- X. Zhou, N. J. Castro, W. Zhu et al., “Improved human bone marrow mesenchymal stem cell osteogenesis in 3D bioprinted tissue scaffolds with low intensity pulsed ultrasound stimulation,” Scientific Reports, vol. 6, no. 1, p. 32876, 2016.
- Y. Rong, Z. Zhang, G. Zhang et al., “Parameters optimization of laser brazing in crimping butt using Taguchi and BPNN-GA,” Optics and Lasers in Engineering, vol. 67, pp. 94–104, 2015.
- W. Sun and Y. Xu, “Financial security evaluation of the electric power industry in China based on a back propagation neural network optimized by genetic algorithm,” Energy, vol. 101, pp. 366–379, 2016.
- C.-J. Tzeng and R.-Y. Chen, “Optimization of electric discharge machining process using the response surface methodology and genetic algorithm approach,” International Journal of Precision Engineering and Manufacturing, vol. 14, no. 5, pp. 709–717, 2013.
- R. Liu, X. Zhang, L. Zhang et al., “Bitterness intensity prediction of berberine hydrochloride using an electronic tongue and a GA-BP neural network,” Experimental and Therapeutic Medicine, vol. 7, no. 6, pp. 1696–1702, 2014.
- F. Yu and X. Xu, “A short-term load forecasting model of natural gas based on optimized genetic algorithm and improved BP neural network,” Applied Energy, vol. 134, pp. 102–113, 2014.
- Y. Kassa, J. H. Zhang, D. H. Zheng, and D. Wei, “A GA-BP hybrid algorithm based ANN model for wind power prediction,” in Proceedings of the 2016 IEEE Smart Energy Grid Engineering (SEGE), pp. 158–163, Oshawa, Canada, August 2016.
- Z. Q. Li, P. Nie, S. G. Zhao, and Z. S. Ding, “Study on the identification method of tool wear state based on BP neural network optimized by genetic algorithm,” Applied Mechanics & Materials, vol. 602–605, pp. 2458–2461, 2014.
- A. E. Ropper, D. K. Thakor, I. Han et al., “Defining recovery neurobiology of injured spinal cord by synthetic matrix-assisted hMSC implantation,” Proceedings of the National Academy of Sciences, vol. 114, no. 5, pp. E820–E829, 2017.
- Y. Jiang, B. N. Jahagirdar, R. L. Reinhardt et al., “Pluripotency of mesenchymal stem cells derived from adult marrow,” Nature, vol. 418, no. 6893, pp. 41–49, 2002.
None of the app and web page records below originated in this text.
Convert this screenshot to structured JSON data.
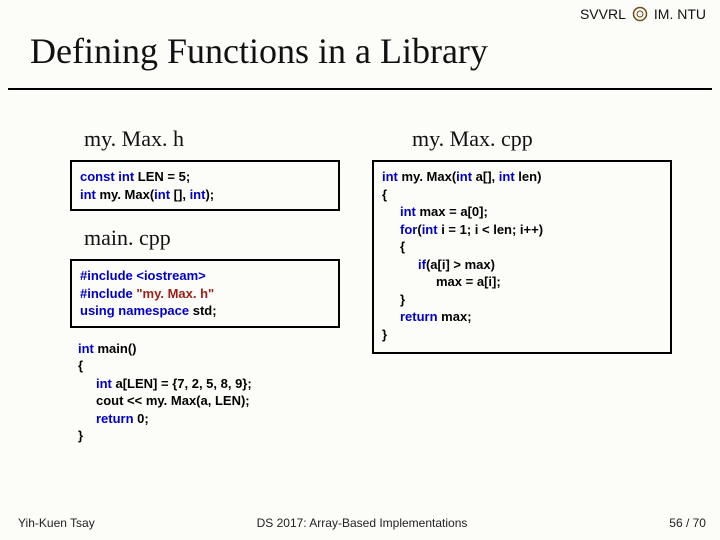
{
  "header": {
    "lab": "SVVRL",
    "dept": "IM. NTU"
  },
  "title": "Defining Functions in a Library",
  "left": {
    "h1": "my. Max. h",
    "box1": {
      "l1a": "const int ",
      "l1b": "LEN = 5;",
      "l2a": "int ",
      "l2b": "my. Max(",
      "l2c": "int ",
      "l2d": "[], ",
      "l2e": "int",
      "l2f": ");"
    },
    "h2": "main. cpp",
    "box2": {
      "l1": "#include <iostream>",
      "l2a": "#include ",
      "l2b": "\"my. Max. h\"",
      "l3a": "using namespace ",
      "l3b": "std;"
    },
    "free": {
      "l1a": "int ",
      "l1b": "main()",
      "l2": "{",
      "l3a": "int ",
      "l3b": "a[LEN] = {7, 2, 5, 8, 9};",
      "l4": "cout << my. Max(a, LEN);",
      "l5a": "return ",
      "l5b": "0;",
      "l6": "}"
    }
  },
  "right": {
    "h1": "my. Max. cpp",
    "box": {
      "l1a": "int ",
      "l1b": "my. Max(",
      "l1c": "int ",
      "l1d": "a[], ",
      "l1e": "int ",
      "l1f": "len)",
      "l2": "{",
      "l3a": "int ",
      "l3b": "max = a[0];",
      "l4a": "for",
      "l4b": "(",
      "l4c": "int ",
      "l4d": "i = 1; i < len; i++)",
      "l5": "{",
      "l6a": "if",
      "l6b": "(a[i] > max)",
      "l7": "max = a[i];",
      "l8": "}",
      "l9a": "return ",
      "l9b": "max;",
      "l10": "}"
    }
  },
  "footer": {
    "author": "Yih-Kuen Tsay",
    "course": "DS 2017: Array-Based Implementations",
    "page": "56 / 70"
  }
}
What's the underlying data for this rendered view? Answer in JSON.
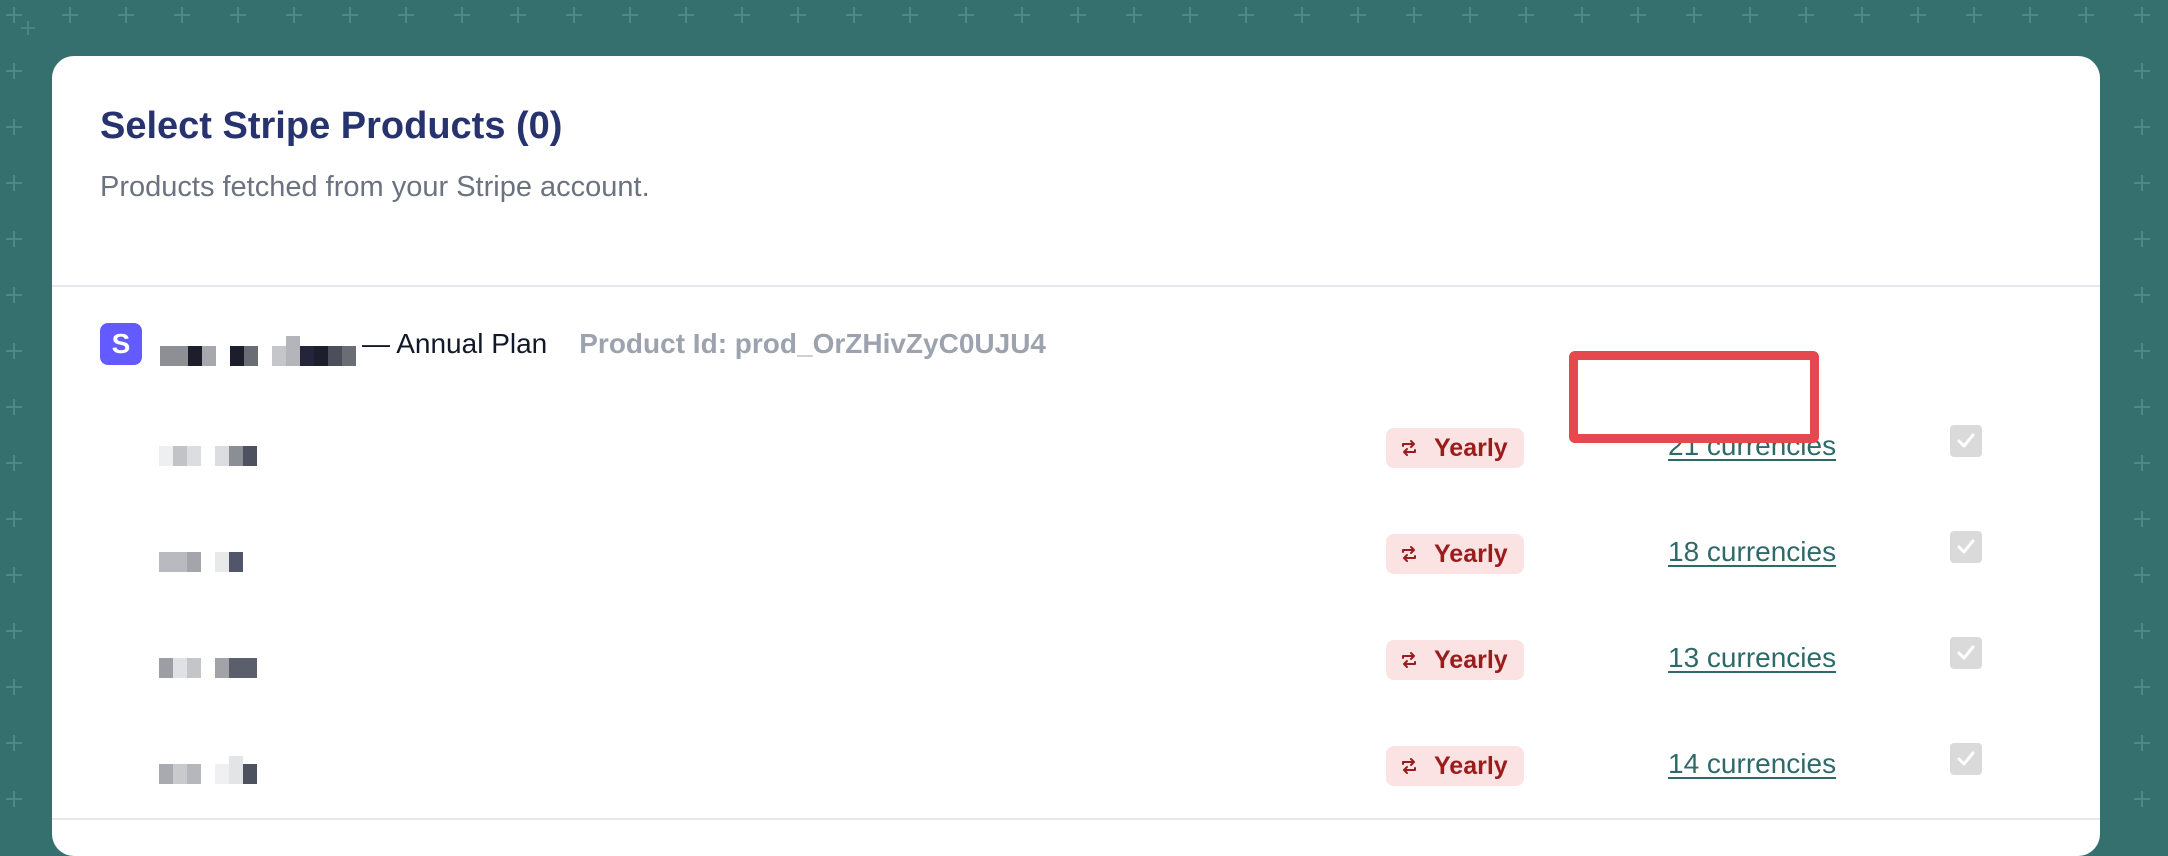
{
  "header": {
    "title": "Select Stripe Products (0)",
    "subtitle": "Products fetched from your Stripe account."
  },
  "product": {
    "logo_letter": "S",
    "name_suffix": "— Annual Plan",
    "product_id": "Product Id: prod_OrZHivZyC0UJU4"
  },
  "prices": [
    {
      "interval": "Yearly",
      "currencies": "21 currencies",
      "checked": true,
      "highlighted": true
    },
    {
      "interval": "Yearly",
      "currencies": "18 currencies",
      "checked": true,
      "highlighted": false
    },
    {
      "interval": "Yearly",
      "currencies": "13 currencies",
      "checked": true,
      "highlighted": false
    },
    {
      "interval": "Yearly",
      "currencies": "14 currencies",
      "checked": true,
      "highlighted": false
    }
  ],
  "icons": {
    "logo": "stripe-logo-icon",
    "badge": "recurring-arrows-icon",
    "checkbox": "checkmark-icon"
  },
  "colors": {
    "background": "#356f6e",
    "title": "#27336e",
    "stripe": "#635bff",
    "badge_bg": "#fbe3e3",
    "badge_text": "#9b1c1c",
    "link": "#2f6a6a",
    "highlight": "#e5484d"
  }
}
- M. Dezawa, H. Kanno, M. Hoshino et al., “Specific induction of neuronal cells from bone marrow stromal cells and application for autologous transplantation,” Journal of Clinical Investigation, vol. 113, no. 12, pp. 1701–1710, 2004.
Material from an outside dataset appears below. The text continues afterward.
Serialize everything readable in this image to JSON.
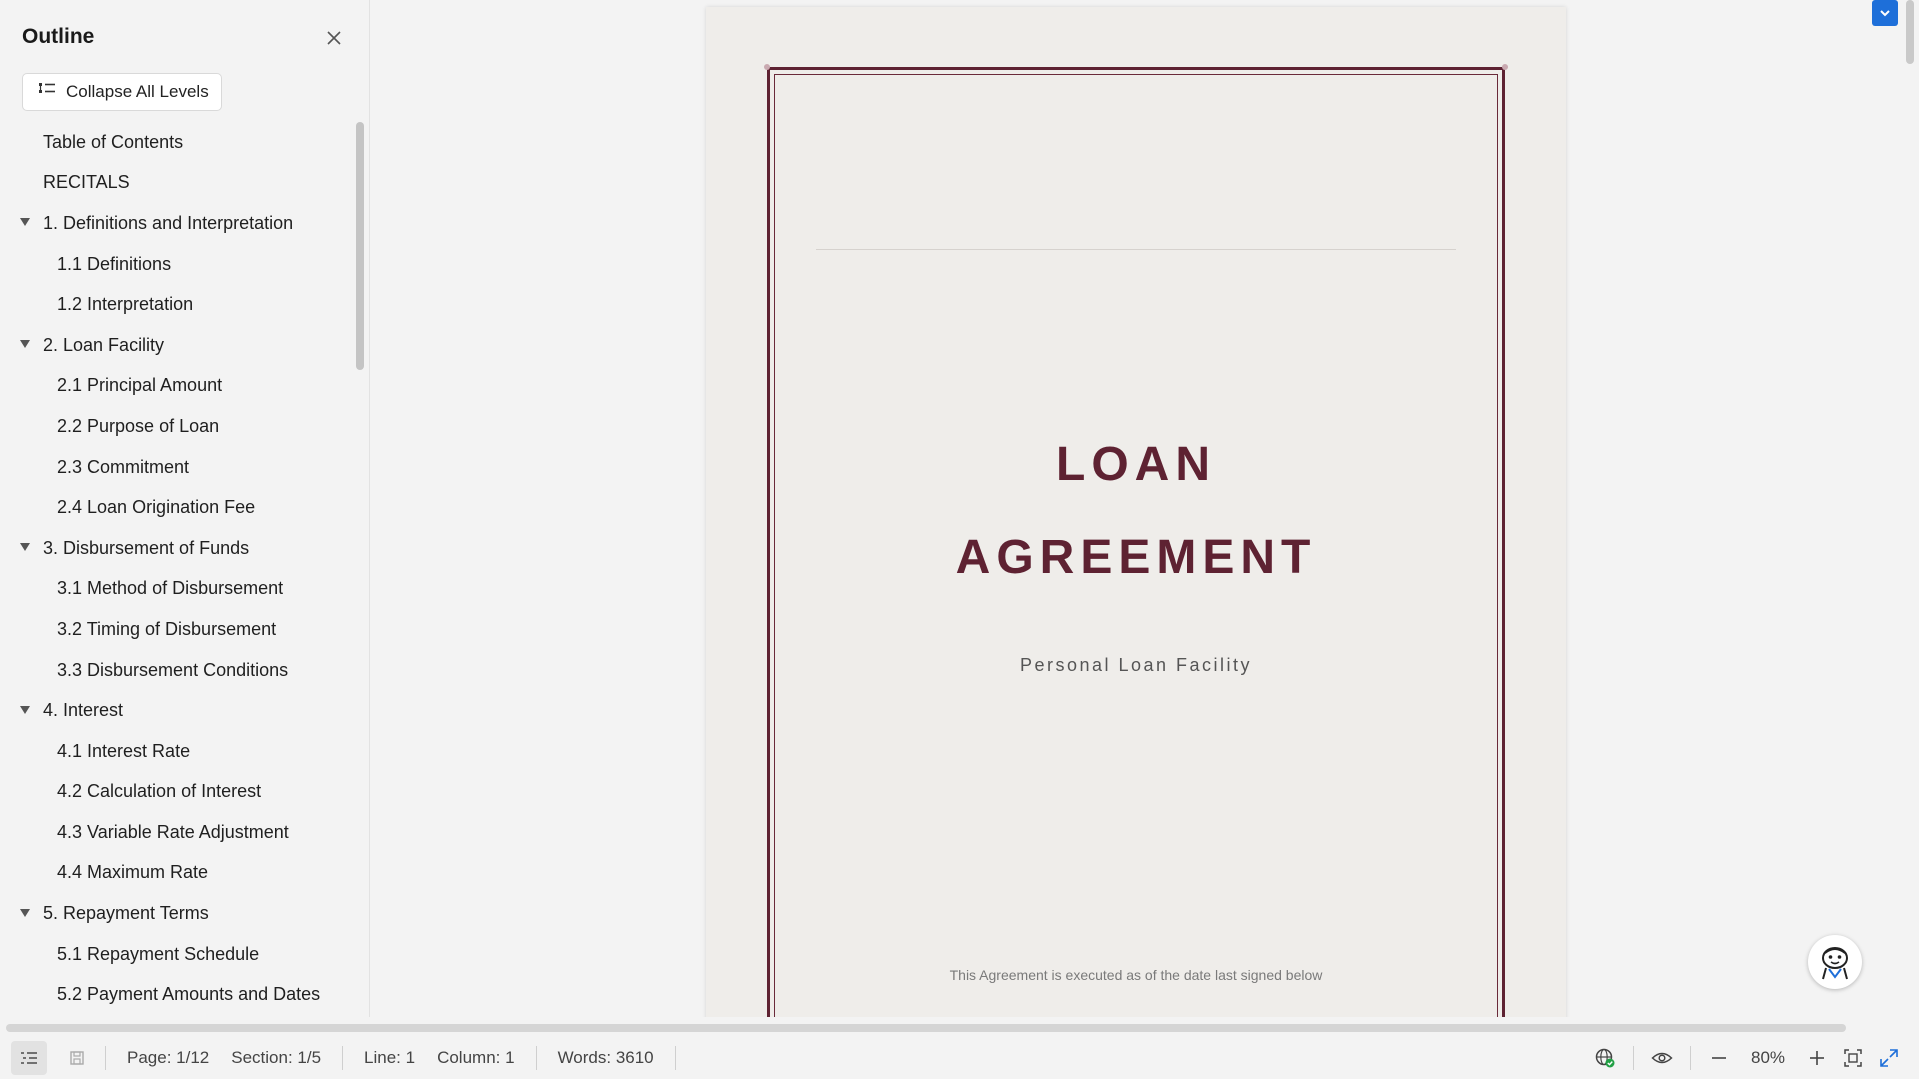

- S.-C. Fu, W.-T. Shum, L.-K. Hung, M. W.-N. Wong, L. Qin, and K.-M. Chan, “Low-intensity pulsed ultrasound on tendon healing: a study of the effect of treatment duration and treatment initiation,” The American Journal of Sports Medicine, vol. 36, no. 9, pp. 1742–1749, 2008.
- K. H. Salem and A. Schmelz, “Low-intensity pulsed ultrasound shortens the treatment time in tibial distraction osteogenesis,” International Orthopaedics, vol. 38, no. 7, pp. 1477–1482, 2014.
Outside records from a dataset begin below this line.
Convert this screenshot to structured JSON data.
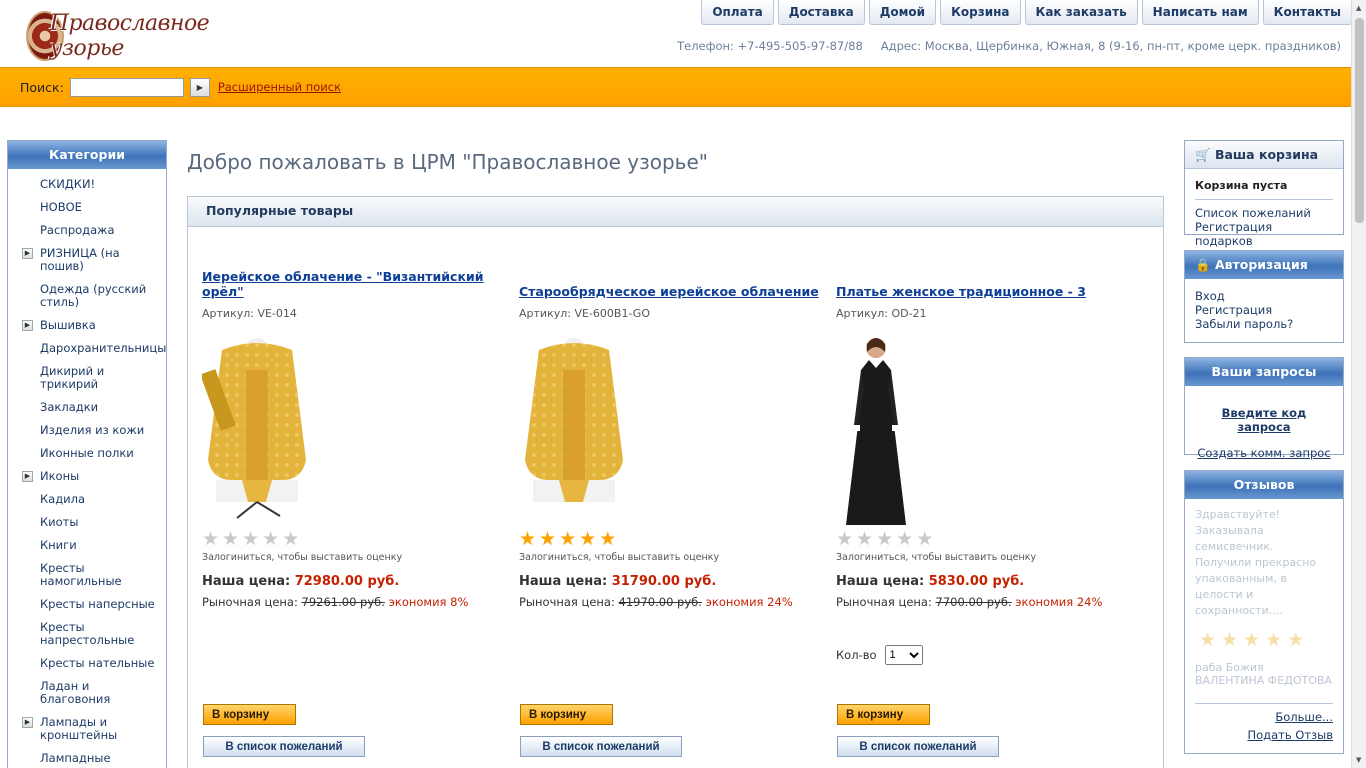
{
  "header": {
    "logo_text": "Православное узорье",
    "nav": [
      "Оплата",
      "Доставка",
      "Домой",
      "Корзина",
      "Как заказать",
      "Написать нам",
      "Контакты"
    ],
    "phone": "Телефон: +7-495-505-97-87/88",
    "address": "Адрес: Москва, Щербинка, Южная, 8 (9-16, пн-пт, кроме церк. праздников)"
  },
  "search": {
    "label": "Поиск:",
    "value": "",
    "go_icon": "arrow-right-icon",
    "advanced": "Расширенный поиск"
  },
  "categories": {
    "title": "Категории",
    "items": [
      {
        "label": "СКИДКИ!",
        "expandable": false
      },
      {
        "label": "НОВОЕ",
        "expandable": false
      },
      {
        "label": "Распродажа",
        "expandable": false
      },
      {
        "label": "РИЗНИЦА (на пошив)",
        "expandable": true
      },
      {
        "label": "Одежда (русский стиль)",
        "expandable": false
      },
      {
        "label": "Вышивка",
        "expandable": true
      },
      {
        "label": "Дарохранительницы",
        "expandable": false
      },
      {
        "label": "Дикирий и трикирий",
        "expandable": false
      },
      {
        "label": "Закладки",
        "expandable": false
      },
      {
        "label": "Изделия из кожи",
        "expandable": false
      },
      {
        "label": "Иконные полки",
        "expandable": false
      },
      {
        "label": "Иконы",
        "expandable": true
      },
      {
        "label": "Кадила",
        "expandable": false
      },
      {
        "label": "Киоты",
        "expandable": false
      },
      {
        "label": "Книги",
        "expandable": false
      },
      {
        "label": "Кресты намогильные",
        "expandable": false
      },
      {
        "label": "Кресты наперсные",
        "expandable": false
      },
      {
        "label": "Кресты напрестольные",
        "expandable": false
      },
      {
        "label": "Кресты нательные",
        "expandable": false
      },
      {
        "label": "Ладан и благовония",
        "expandable": false
      },
      {
        "label": "Лампады и кронштейны",
        "expandable": true
      },
      {
        "label": "Лампадные",
        "expandable": false
      }
    ]
  },
  "main": {
    "title": "Добро пожаловать в ЦРМ \"Православное узорье\"",
    "popular_title": "Популярные товары",
    "products": [
      {
        "name": "Иерейское облачение - \"Византийский орёл\"",
        "sku": "Артикул: VE-014",
        "rating": 0,
        "rate_note": "Залогиниться, чтобы выставить оценку",
        "price_label": "Наша цена:",
        "price": "72980.00 руб.",
        "market_label": "Рыночная цена:",
        "market_price": "79261.00 руб.",
        "economy": "экономия 8%",
        "cart_button": "В корзину",
        "wish_button": "В список пожеланий",
        "image": "gold-vestment-with-stand"
      },
      {
        "name": "Старообрядческое иерейское облачение",
        "sku": "Артикул: VE-600B1-GO",
        "rating": 5,
        "rate_note": "Залогиниться, чтобы выставить оценку",
        "price_label": "Наша цена:",
        "price": "31790.00 руб.",
        "market_label": "Рыночная цена:",
        "market_price": "41970.00 руб.",
        "economy": "экономия 24%",
        "cart_button": "В корзину",
        "wish_button": "В список пожеланий",
        "image": "gold-vestment"
      },
      {
        "name": "Платье женское традиционное - 3",
        "sku": "Артикул: OD-21",
        "rating": 0,
        "rate_note": "Залогиниться, чтобы выставить оценку",
        "price_label": "Наша цена:",
        "price": "5830.00 руб.",
        "market_label": "Рыночная цена:",
        "market_price": "7700.00 руб.",
        "economy": "экономия 24%",
        "qty_label": "Кол-во",
        "qty_value": "1",
        "cart_button": "В корзину",
        "wish_button": "В список пожеланий",
        "image": "black-dress-woman"
      }
    ]
  },
  "right": {
    "cart": {
      "title": "Ваша корзина",
      "icon": "cart-icon",
      "empty": "Корзина пуста",
      "wishlist": "Список пожеланий",
      "registry": "Регистрация подарков"
    },
    "auth": {
      "title": "Авторизация",
      "icon": "lock-icon",
      "login": "Вход",
      "register": "Регистрация",
      "forgot": "Забыли пароль?"
    },
    "requests": {
      "title": "Ваши запросы",
      "enter_code": "Введите код запроса",
      "create": "Создать комм. запрос"
    },
    "reviews": {
      "title": "Отзывов",
      "text": "Здравствуйте! Заказывала семисвечник. Получили прекрасно упакованным, в целости и сохранности....",
      "author": "раба Божия ВАЛЕНТИНА ФЕДОТОВА",
      "more": "Больше...",
      "submit": "Подать Отзыв"
    }
  },
  "colors": {
    "accent": "#ffa000",
    "link": "#0e3f97",
    "price": "#c42200",
    "star_on": "#ffa200"
  }
}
- Y. Watanabe, T. Matsushita, M. Bhandari, R. Zdero, and E. H. Schemitsch, “Ultrasound for fracture healing: current evidence,” Journal of Orthopaedic Trauma, vol. 24, pp. S56–S61, 2010.
Copyright © 2019 Xiuzhi Yang et al. This is an open access article distributed under the Creative Commons Attribution License, which permits unrestricted use, distribution, and reproduction in any medium, provided the original work is properly cited.